The Avs earned their first win on the ice this season. They played well together and had a fight in them, as a team, that was nice to see. They didn’t let emotions run away as shown in the penalties in minutes handed out. The Wizards took 35:30 in penalty minutes to just 4:30 taken by the Avs. I’m not saying the officiating was good, consistent, or even one-sided, but the emotional maturity shown by one team over the other was proportionately equal to the minutes handed out to the two teams.

It was a nice effort, and a great ‘first win’ of the season.

NH Avalanche 2000 Weekend November 15-16

This weekend the NH Avalanche 2000 team had a pretty full weekend playing two games on Saturday and another game Sunday morning. All three games were played at The Ice Den Arena in Hooksett, NH.

I am going to approach this recap a little bit differently I think.
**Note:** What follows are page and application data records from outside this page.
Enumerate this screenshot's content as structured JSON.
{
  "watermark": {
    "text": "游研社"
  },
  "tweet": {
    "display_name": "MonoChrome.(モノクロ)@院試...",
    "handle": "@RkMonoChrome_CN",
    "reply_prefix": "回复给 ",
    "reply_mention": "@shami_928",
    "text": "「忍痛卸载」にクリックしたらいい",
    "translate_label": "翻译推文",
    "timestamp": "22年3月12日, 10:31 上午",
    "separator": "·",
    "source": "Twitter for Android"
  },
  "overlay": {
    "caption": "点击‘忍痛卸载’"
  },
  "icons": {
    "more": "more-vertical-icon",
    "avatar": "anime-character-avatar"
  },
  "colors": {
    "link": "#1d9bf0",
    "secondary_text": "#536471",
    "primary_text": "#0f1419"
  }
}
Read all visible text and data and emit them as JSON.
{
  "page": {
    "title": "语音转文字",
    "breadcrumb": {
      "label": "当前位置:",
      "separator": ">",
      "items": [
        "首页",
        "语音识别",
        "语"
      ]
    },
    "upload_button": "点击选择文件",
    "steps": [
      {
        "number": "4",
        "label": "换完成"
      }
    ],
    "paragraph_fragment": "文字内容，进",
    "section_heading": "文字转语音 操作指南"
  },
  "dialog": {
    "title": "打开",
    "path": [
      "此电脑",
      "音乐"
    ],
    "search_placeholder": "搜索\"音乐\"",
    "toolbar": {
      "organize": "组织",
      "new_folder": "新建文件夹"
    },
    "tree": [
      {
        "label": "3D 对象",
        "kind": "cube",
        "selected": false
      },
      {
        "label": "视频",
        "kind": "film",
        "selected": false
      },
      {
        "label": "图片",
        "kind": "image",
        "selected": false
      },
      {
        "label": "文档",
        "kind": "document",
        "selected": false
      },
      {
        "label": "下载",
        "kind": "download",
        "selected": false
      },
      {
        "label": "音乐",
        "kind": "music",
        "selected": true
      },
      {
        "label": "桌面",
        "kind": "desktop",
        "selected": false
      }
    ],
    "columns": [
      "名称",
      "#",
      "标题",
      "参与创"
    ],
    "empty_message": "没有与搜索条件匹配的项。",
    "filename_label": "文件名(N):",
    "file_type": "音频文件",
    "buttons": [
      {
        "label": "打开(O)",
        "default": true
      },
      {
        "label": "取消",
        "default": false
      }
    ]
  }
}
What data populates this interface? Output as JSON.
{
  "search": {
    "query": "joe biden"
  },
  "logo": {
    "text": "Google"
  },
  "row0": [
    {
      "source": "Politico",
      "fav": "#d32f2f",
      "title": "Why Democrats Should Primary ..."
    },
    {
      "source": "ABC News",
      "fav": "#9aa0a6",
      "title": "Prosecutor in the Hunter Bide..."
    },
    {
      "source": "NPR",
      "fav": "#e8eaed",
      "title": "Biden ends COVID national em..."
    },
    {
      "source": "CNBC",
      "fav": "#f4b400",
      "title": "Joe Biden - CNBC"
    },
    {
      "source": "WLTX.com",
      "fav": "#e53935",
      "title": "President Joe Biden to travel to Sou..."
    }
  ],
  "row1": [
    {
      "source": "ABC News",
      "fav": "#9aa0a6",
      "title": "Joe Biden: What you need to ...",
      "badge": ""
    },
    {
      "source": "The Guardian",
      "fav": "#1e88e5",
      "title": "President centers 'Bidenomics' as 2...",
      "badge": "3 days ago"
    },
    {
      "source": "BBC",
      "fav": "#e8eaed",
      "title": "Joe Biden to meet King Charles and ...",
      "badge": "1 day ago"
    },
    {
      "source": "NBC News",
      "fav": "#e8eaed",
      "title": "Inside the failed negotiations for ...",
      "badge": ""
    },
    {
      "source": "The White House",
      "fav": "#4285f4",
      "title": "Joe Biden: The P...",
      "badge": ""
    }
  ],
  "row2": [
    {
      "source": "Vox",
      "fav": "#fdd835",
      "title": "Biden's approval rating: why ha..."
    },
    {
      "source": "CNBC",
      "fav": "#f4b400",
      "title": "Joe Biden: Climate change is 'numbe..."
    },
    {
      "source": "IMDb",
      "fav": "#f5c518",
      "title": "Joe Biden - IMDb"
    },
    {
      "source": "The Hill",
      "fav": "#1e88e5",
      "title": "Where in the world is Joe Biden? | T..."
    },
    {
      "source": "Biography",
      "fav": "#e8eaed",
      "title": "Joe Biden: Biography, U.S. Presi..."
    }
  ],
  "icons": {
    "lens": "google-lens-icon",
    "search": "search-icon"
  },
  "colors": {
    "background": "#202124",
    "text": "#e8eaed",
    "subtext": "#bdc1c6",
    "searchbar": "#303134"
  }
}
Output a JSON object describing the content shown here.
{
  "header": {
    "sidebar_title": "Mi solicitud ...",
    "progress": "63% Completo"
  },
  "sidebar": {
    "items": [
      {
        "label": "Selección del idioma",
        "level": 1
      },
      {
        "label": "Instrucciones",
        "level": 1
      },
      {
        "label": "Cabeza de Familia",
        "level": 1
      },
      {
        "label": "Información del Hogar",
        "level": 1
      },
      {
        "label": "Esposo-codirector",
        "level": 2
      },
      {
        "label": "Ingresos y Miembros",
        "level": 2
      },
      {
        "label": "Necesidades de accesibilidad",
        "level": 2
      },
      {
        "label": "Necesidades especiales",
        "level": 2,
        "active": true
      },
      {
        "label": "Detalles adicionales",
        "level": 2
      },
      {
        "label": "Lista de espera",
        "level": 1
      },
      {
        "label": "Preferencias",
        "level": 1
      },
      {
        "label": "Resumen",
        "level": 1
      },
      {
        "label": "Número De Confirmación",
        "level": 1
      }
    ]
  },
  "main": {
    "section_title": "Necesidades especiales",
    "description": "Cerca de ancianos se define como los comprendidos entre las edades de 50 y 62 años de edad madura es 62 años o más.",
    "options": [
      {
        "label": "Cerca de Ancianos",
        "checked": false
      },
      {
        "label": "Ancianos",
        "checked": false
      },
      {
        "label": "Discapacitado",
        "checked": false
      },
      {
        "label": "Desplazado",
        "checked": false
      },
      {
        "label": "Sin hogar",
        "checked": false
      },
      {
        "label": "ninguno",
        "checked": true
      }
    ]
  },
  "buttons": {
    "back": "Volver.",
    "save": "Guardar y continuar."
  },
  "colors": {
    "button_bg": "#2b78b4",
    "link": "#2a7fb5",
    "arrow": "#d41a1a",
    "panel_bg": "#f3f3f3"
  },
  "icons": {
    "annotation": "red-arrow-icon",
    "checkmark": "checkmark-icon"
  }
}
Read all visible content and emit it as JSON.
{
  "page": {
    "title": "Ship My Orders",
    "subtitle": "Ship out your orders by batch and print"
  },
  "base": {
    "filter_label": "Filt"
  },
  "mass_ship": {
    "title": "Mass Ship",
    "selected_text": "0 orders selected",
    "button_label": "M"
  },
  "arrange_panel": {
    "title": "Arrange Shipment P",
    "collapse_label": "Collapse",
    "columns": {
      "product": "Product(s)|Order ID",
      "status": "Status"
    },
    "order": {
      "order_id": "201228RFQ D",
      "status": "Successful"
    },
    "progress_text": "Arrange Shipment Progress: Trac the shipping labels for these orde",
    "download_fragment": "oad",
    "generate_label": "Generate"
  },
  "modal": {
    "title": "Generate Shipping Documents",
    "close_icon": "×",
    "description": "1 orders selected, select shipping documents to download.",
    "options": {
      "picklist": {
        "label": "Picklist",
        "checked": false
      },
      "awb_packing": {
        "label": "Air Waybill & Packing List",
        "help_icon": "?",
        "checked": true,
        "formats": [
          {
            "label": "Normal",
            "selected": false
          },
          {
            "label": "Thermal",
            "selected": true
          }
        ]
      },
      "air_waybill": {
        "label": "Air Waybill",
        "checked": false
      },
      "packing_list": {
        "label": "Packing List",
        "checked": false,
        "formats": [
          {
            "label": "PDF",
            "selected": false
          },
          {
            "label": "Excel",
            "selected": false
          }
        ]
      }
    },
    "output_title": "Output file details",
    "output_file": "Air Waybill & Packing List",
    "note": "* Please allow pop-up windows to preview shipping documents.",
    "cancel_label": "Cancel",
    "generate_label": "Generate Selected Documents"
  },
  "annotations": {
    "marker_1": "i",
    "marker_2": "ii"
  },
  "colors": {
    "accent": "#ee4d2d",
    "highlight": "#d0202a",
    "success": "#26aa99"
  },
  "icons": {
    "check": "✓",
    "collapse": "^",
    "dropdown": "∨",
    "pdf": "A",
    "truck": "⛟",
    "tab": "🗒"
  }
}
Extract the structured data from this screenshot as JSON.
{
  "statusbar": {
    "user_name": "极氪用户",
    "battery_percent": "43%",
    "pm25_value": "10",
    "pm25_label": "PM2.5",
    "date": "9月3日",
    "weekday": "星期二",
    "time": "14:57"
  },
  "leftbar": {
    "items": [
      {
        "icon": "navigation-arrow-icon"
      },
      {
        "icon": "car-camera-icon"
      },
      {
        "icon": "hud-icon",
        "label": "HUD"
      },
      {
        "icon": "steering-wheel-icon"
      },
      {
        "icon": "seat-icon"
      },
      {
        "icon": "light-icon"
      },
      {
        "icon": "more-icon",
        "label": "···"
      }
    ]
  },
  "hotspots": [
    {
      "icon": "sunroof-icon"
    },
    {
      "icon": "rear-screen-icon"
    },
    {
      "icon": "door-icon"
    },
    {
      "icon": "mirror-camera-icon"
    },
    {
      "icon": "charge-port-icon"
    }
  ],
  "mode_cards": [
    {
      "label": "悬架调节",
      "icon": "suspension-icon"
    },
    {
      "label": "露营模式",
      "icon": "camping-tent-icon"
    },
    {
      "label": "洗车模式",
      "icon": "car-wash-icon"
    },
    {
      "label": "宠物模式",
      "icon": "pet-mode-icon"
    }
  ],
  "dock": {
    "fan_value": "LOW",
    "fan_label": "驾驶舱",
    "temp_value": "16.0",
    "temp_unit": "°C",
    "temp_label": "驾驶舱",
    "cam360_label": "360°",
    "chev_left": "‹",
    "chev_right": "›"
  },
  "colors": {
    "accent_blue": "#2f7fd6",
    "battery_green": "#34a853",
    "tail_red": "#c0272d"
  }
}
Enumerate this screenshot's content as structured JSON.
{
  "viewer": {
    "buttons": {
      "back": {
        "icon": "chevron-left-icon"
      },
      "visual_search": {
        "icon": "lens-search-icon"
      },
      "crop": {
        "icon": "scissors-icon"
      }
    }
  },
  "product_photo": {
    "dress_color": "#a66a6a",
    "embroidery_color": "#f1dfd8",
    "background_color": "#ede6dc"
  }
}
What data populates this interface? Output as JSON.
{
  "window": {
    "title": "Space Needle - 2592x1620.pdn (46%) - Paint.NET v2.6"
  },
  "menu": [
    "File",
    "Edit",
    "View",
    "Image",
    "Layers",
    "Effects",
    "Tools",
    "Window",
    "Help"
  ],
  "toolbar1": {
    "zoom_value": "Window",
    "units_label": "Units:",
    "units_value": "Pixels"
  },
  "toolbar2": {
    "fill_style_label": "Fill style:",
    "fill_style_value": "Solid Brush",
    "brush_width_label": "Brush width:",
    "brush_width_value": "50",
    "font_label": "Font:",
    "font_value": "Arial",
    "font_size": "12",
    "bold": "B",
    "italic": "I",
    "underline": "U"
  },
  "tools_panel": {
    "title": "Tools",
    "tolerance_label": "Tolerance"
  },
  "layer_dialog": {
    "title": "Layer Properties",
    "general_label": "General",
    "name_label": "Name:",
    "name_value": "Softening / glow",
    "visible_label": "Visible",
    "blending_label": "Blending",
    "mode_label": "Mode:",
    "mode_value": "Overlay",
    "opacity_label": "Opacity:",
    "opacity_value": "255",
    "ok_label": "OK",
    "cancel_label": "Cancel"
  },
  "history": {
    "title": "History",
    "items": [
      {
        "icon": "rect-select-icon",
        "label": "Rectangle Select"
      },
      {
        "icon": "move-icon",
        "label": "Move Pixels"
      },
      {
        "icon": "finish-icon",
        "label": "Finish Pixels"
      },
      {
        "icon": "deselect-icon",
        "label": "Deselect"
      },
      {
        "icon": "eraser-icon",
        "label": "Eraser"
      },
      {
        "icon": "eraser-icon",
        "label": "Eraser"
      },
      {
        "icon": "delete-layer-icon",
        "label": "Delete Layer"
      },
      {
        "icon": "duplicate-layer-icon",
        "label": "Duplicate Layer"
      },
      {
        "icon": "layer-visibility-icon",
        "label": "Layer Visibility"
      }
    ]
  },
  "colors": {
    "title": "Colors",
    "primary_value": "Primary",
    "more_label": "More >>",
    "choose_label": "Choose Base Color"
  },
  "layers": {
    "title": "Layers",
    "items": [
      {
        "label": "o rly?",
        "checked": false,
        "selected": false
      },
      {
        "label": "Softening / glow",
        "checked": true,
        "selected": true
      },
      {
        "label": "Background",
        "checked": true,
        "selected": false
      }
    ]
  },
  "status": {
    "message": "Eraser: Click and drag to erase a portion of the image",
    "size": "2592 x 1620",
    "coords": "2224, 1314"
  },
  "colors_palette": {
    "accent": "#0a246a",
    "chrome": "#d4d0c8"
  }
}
I am just going to list the results and then write about some points from the games and see how that goes. Continue reading